◆ Available records:
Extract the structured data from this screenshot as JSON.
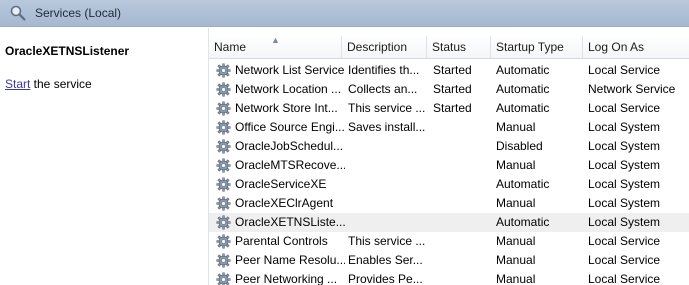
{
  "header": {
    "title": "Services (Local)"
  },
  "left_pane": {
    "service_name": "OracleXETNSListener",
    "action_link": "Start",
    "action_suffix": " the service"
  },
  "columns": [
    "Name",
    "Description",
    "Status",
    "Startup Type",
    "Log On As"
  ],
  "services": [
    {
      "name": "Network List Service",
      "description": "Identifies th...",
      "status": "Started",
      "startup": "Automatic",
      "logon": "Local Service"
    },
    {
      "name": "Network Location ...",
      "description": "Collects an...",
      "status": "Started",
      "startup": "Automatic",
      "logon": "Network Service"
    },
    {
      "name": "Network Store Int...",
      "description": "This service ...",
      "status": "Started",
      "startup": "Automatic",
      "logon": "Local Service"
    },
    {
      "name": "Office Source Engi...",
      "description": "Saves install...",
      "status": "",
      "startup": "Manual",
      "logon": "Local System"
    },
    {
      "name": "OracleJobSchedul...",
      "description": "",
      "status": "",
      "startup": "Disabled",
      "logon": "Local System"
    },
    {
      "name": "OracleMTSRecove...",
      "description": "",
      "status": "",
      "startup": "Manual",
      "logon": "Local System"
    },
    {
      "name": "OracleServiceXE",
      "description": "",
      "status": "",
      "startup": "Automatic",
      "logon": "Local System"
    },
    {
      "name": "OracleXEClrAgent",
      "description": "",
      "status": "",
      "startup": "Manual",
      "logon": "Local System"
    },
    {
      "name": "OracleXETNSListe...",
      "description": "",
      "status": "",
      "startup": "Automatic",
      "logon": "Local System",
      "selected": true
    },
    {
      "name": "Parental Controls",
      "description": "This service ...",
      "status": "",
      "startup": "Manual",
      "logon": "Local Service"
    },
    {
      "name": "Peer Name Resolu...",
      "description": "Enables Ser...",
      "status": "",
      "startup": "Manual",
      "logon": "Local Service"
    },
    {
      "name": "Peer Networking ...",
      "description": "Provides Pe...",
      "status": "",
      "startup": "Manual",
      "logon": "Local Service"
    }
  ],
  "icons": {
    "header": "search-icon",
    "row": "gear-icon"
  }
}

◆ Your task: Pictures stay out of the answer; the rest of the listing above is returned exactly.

◆ Completed exercise:
Extract the structured data from this screenshot as JSON.
{
  "header": {
    "title": "Services (Local)"
  },
  "left_pane": {
    "service_name": "OracleXETNSListener",
    "action_link": "Start",
    "action_suffix": " the service"
  },
  "columns": [
    "Name",
    "Description",
    "Status",
    "Startup Type",
    "Log On As"
  ],
  "services": [
    {
      "name": "Network List Service",
      "description": "Identifies th...",
      "status": "Started",
      "startup": "Automatic",
      "logon": "Local Service"
    },
    {
      "name": "Network Location ...",
      "description": "Collects an...",
      "status": "Started",
      "startup": "Automatic",
      "logon": "Network Service"
    },
    {
      "name": "Network Store Int...",
      "description": "This service ...",
      "status": "Started",
      "startup": "Automatic",
      "logon": "Local Service"
    },
    {
      "name": "Office Source Engi...",
      "description": "Saves install...",
      "status": "",
      "startup": "Manual",
      "logon": "Local System"
    },
    {
      "name": "OracleJobSchedul...",
      "description": "",
      "status": "",
      "startup": "Disabled",
      "logon": "Local System"
    },
    {
      "name": "OracleMTSRecove...",
      "description": "",
      "status": "",
      "startup": "Manual",
      "logon": "Local System"
    },
    {
      "name": "OracleServiceXE",
      "description": "",
      "status": "",
      "startup": "Automatic",
      "logon": "Local System"
    },
    {
      "name": "OracleXEClrAgent",
      "description": "",
      "status": "",
      "startup": "Manual",
      "logon": "Local System"
    },
    {
      "name": "OracleXETNSListe...",
      "description": "",
      "status": "",
      "startup": "Automatic",
      "logon": "Local System",
      "selected": true
    },
    {
      "name": "Parental Controls",
      "description": "This service ...",
      "status": "",
      "startup": "Manual",
      "logon": "Local Service"
    },
    {
      "name": "Peer Name Resolu...",
      "description": "Enables Ser...",
      "status": "",
      "startup": "Manual",
      "logon": "Local Service"
    },
    {
      "name": "Peer Networking ...",
      "description": "Provides Pe...",
      "status": "",
      "startup": "Manual",
      "logon": "Local Service"
    }
  ],
  "icons": {
    "header": "search-icon",
    "row": "gear-icon"
  }
}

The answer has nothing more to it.